**What this task involves:** Show, in full, each line of the data that contains "Email".

Data supplied Start Marker

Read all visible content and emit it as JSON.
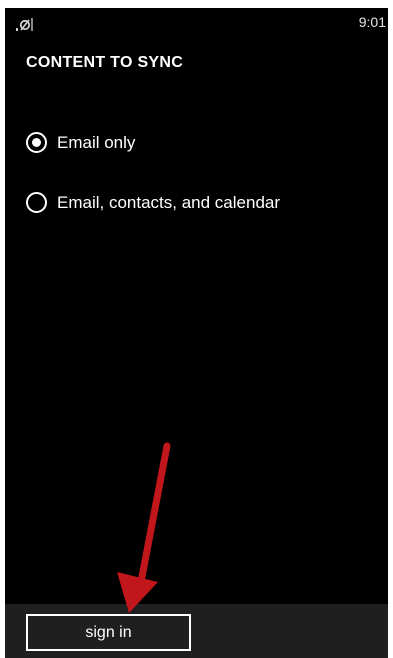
{
  "status_bar": {
    "time": "9:01",
    "signal_icon": "no-signal-icon"
  },
  "title": "CONTENT TO SYNC",
  "options": [
    {
      "label": "Email only",
      "selected": true
    },
    {
      "label": "Email, contacts, and calendar",
      "selected": false
    }
  ],
  "app_bar": {
    "sign_in_label": "sign in"
  },
  "annotation": {
    "arrow_color": "#c0161c"
  },
  "colors": {
    "background": "#000000",
    "foreground": "#ffffff",
    "app_bar": "#1f1f1f"
  }
}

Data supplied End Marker

**Problem solution:**
      "label": "Email only",
      "label": "Email, contacts, and calendar",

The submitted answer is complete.